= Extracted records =
════
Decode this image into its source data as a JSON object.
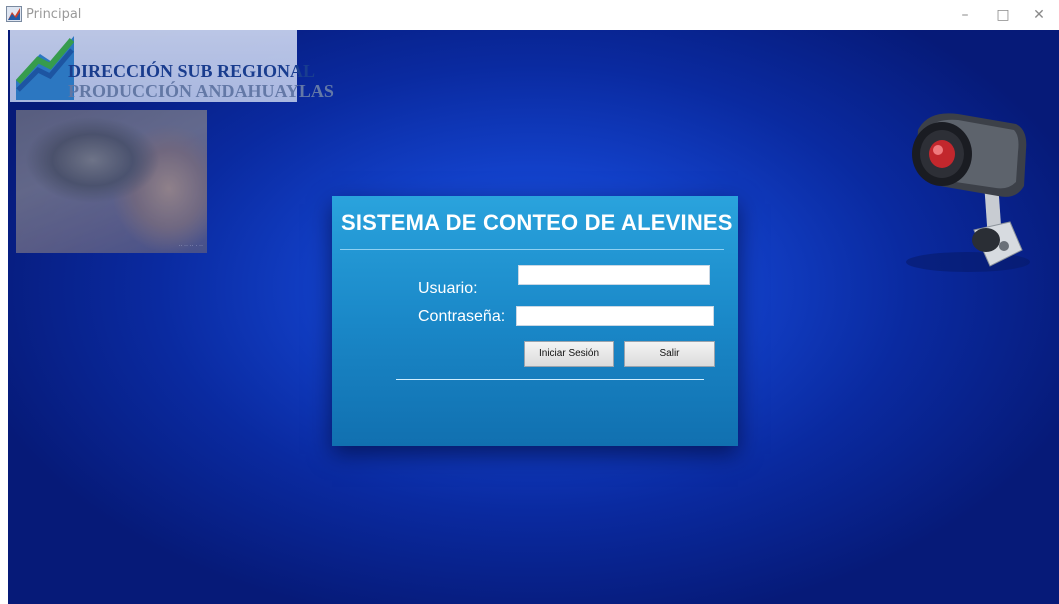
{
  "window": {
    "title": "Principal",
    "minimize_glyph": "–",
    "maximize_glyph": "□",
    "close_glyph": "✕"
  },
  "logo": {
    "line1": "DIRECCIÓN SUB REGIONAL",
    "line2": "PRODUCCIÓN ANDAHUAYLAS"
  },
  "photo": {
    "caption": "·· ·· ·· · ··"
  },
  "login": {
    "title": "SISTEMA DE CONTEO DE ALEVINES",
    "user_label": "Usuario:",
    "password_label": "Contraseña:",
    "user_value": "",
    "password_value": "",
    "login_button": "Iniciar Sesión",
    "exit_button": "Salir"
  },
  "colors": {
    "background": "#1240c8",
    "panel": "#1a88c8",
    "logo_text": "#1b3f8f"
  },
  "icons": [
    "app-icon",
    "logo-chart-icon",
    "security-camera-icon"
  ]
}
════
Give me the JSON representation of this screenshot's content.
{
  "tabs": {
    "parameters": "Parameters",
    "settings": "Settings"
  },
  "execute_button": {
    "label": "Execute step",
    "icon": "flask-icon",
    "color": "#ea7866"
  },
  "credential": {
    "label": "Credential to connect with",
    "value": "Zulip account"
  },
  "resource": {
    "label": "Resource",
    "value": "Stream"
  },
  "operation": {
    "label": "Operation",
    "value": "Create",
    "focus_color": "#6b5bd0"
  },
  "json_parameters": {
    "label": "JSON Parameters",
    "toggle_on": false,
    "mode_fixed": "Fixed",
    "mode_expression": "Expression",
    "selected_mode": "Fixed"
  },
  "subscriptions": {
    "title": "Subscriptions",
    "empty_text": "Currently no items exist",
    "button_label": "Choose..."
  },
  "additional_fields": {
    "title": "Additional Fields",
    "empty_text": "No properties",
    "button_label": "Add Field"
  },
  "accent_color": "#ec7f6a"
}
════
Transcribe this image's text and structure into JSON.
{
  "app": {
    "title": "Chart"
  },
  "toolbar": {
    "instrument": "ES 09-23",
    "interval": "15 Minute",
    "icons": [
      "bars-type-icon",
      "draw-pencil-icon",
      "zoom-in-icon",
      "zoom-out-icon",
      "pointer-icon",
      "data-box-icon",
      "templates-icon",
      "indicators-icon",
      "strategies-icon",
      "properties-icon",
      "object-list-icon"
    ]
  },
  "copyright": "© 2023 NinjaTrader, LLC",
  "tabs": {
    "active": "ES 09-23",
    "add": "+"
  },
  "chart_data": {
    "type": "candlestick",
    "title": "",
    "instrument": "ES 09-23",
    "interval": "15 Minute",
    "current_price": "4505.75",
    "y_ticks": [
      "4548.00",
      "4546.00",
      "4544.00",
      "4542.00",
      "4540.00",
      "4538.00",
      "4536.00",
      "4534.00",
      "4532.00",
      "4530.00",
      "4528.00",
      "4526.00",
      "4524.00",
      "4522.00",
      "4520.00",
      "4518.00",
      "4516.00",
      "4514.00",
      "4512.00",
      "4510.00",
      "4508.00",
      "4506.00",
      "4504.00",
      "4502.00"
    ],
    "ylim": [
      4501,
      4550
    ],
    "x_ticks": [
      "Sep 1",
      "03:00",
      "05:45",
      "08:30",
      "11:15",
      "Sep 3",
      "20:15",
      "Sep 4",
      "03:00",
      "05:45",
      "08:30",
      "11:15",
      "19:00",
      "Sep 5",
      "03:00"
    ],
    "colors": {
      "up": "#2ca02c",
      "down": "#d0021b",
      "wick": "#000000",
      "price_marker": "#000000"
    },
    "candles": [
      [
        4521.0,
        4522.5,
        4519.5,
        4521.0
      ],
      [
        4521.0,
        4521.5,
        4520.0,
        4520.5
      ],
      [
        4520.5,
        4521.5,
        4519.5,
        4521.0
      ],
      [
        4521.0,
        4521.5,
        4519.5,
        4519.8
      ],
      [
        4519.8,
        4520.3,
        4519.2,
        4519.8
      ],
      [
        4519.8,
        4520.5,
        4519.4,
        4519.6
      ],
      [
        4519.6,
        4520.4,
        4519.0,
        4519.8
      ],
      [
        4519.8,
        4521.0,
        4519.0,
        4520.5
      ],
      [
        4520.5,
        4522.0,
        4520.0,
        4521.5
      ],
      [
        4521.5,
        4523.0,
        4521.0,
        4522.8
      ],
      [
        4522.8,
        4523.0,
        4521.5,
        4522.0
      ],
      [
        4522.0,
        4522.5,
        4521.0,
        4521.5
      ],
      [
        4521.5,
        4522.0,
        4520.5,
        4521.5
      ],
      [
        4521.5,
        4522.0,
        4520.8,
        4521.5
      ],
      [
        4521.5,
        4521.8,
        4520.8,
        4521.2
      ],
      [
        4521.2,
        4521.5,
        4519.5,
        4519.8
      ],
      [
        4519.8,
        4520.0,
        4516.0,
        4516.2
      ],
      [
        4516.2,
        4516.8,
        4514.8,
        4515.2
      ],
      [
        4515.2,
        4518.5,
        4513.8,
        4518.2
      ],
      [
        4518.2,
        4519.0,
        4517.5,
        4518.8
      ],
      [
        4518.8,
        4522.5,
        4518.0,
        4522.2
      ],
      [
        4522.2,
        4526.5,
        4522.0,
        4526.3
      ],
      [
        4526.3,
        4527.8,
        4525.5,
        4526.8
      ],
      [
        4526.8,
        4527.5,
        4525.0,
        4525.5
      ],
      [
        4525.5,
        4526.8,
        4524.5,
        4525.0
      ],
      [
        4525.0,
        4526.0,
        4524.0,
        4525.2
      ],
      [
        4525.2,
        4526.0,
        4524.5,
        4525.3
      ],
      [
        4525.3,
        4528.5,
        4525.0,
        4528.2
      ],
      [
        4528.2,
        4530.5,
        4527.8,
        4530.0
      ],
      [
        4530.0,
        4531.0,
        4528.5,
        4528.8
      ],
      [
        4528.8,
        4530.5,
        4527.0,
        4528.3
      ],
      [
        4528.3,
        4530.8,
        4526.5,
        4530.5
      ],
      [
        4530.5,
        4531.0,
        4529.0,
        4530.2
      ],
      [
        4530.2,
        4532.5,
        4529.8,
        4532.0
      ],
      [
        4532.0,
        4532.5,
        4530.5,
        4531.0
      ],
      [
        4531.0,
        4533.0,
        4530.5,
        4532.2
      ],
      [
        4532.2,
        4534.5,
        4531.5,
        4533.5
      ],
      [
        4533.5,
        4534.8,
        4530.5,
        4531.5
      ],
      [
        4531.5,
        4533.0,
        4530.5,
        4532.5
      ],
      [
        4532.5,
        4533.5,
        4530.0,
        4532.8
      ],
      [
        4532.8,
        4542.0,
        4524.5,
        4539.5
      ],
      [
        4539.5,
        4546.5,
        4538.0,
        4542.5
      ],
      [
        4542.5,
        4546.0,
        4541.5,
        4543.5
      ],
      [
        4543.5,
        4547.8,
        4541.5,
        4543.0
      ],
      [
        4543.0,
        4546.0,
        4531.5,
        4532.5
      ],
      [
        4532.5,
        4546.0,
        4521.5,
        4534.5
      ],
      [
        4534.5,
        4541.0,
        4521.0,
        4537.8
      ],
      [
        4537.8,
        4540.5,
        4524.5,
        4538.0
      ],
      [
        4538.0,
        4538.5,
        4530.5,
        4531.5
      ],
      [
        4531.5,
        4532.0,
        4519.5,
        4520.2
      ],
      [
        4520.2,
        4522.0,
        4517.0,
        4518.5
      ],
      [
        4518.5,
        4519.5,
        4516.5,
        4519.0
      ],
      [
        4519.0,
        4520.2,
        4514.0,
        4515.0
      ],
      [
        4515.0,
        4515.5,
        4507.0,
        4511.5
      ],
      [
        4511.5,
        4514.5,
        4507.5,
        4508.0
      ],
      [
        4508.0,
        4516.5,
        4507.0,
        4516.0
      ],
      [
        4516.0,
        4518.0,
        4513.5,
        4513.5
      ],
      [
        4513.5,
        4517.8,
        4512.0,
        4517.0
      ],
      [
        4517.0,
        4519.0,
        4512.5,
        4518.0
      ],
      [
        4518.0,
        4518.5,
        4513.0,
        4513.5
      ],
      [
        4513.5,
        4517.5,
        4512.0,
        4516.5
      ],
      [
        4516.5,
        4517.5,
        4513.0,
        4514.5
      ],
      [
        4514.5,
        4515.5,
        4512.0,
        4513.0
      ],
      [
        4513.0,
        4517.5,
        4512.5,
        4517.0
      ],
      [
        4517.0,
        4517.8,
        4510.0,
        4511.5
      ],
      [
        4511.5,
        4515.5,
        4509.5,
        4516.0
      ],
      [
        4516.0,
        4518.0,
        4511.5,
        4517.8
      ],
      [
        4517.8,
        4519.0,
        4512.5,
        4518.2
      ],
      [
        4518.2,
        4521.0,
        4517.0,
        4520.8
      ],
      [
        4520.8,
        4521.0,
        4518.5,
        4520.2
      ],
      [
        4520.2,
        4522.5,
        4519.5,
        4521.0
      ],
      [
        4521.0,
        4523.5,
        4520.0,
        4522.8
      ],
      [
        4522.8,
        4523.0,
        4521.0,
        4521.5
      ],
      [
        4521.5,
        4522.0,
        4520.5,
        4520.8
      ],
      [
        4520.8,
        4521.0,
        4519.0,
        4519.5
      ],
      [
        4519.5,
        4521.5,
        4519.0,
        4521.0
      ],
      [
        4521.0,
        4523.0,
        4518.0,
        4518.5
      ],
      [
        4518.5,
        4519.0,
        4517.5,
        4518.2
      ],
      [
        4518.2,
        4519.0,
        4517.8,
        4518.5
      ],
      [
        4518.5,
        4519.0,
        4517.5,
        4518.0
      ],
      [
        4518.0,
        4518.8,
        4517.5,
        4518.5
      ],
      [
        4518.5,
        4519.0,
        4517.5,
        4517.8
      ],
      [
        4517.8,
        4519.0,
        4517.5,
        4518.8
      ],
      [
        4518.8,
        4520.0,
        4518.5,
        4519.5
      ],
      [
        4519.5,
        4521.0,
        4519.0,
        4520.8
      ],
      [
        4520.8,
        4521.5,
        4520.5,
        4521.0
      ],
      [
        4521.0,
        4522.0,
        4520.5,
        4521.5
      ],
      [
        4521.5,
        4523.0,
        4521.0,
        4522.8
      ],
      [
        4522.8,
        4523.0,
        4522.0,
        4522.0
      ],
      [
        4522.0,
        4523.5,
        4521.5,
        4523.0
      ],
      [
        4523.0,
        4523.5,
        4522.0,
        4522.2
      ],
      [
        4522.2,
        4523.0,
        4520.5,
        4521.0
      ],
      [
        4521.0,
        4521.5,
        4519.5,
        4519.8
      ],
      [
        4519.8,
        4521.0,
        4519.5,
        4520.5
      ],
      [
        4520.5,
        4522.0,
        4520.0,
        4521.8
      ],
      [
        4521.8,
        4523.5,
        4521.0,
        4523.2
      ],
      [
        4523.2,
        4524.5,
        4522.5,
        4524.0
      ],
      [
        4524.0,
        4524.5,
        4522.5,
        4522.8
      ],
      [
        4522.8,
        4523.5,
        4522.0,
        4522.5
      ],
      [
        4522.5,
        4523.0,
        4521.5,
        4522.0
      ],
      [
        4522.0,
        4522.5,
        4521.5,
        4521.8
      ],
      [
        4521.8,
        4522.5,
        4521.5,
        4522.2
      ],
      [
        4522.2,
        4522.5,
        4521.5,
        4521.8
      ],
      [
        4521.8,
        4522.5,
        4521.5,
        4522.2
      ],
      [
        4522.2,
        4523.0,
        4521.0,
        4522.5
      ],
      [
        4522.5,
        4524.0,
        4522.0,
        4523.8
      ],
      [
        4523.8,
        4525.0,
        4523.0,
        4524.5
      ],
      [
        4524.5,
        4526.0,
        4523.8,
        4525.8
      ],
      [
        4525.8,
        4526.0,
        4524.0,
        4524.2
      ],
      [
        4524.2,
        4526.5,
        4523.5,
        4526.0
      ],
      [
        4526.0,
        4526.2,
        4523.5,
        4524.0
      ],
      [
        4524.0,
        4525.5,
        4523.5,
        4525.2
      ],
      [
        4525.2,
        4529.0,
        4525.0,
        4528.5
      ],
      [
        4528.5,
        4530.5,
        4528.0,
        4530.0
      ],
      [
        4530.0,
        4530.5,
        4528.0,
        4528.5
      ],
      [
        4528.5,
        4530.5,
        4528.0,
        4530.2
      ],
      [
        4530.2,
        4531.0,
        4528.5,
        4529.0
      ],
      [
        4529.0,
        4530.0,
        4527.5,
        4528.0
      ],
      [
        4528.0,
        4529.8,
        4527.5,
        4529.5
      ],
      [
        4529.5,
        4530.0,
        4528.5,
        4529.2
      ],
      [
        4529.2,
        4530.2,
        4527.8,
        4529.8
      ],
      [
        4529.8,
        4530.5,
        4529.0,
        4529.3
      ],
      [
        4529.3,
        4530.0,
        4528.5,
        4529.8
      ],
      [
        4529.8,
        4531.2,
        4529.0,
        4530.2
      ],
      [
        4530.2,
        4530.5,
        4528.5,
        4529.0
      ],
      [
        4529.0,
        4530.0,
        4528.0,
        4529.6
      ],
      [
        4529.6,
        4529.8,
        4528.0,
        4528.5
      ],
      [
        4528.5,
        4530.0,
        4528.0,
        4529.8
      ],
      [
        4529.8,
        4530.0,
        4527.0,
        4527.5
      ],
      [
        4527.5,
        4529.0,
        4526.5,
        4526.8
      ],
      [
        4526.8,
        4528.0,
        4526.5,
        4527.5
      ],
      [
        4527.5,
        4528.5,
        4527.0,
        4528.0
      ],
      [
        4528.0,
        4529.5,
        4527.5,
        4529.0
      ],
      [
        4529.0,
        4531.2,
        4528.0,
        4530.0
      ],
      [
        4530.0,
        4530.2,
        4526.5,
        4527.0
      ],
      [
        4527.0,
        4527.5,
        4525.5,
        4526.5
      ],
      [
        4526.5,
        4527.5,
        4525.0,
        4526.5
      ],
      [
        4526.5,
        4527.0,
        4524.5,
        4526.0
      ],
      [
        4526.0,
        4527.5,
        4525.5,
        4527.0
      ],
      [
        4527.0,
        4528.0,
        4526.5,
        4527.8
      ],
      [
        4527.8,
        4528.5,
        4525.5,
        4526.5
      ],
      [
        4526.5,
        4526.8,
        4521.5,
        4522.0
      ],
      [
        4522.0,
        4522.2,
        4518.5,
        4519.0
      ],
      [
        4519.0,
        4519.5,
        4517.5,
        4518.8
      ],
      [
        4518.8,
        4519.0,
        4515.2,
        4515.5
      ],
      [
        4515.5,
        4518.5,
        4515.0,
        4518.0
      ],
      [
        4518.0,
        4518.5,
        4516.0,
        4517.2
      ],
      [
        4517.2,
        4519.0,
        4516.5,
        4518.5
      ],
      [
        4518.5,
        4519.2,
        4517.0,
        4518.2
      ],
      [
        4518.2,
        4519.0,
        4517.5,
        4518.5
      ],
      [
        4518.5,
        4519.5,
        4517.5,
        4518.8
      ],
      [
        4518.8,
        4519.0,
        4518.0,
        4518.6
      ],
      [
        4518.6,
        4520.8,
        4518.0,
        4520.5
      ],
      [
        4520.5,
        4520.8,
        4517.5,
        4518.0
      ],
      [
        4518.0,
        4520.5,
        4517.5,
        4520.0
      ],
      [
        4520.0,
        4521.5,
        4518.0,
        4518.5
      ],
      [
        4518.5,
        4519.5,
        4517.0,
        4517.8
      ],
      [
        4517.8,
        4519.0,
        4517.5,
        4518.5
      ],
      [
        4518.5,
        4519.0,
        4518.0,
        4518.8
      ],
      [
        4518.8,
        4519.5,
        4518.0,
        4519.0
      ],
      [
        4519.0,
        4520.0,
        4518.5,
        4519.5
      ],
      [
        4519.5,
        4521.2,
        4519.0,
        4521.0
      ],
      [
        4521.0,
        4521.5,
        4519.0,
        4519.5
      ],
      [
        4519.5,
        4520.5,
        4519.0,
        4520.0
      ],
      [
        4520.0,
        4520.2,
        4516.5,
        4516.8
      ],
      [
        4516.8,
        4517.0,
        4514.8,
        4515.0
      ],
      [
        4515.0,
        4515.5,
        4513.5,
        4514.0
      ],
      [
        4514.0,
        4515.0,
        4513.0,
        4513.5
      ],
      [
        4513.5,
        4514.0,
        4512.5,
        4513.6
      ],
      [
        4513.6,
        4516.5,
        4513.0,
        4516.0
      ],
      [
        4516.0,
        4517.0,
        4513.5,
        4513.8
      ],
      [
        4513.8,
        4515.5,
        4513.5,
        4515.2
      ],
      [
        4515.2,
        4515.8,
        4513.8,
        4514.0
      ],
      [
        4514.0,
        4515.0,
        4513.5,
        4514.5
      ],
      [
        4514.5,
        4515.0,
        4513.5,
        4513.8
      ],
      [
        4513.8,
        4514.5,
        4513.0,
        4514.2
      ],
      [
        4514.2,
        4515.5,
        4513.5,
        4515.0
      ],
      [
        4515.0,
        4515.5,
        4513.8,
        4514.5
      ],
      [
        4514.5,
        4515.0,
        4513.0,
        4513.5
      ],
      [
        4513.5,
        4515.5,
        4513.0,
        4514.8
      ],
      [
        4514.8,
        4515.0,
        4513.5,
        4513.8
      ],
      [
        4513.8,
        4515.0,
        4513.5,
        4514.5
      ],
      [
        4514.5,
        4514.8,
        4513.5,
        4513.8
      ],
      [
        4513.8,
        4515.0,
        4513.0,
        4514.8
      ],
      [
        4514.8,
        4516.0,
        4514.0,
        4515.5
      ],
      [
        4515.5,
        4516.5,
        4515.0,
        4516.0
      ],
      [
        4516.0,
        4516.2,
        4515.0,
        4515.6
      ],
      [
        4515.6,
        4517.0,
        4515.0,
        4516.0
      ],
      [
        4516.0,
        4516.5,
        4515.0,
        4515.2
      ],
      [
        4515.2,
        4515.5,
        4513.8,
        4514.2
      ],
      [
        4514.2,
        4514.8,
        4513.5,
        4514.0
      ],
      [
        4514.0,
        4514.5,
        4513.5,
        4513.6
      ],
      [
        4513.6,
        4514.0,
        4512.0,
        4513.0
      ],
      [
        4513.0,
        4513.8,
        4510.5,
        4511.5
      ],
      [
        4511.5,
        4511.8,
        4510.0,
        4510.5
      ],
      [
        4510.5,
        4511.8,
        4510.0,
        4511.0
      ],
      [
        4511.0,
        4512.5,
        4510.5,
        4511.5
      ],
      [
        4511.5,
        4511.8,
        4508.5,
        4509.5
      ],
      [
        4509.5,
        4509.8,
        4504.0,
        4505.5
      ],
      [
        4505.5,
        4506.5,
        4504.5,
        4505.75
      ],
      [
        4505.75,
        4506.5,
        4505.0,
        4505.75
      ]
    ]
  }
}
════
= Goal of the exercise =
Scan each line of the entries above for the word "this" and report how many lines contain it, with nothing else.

= Result of the exercise =
3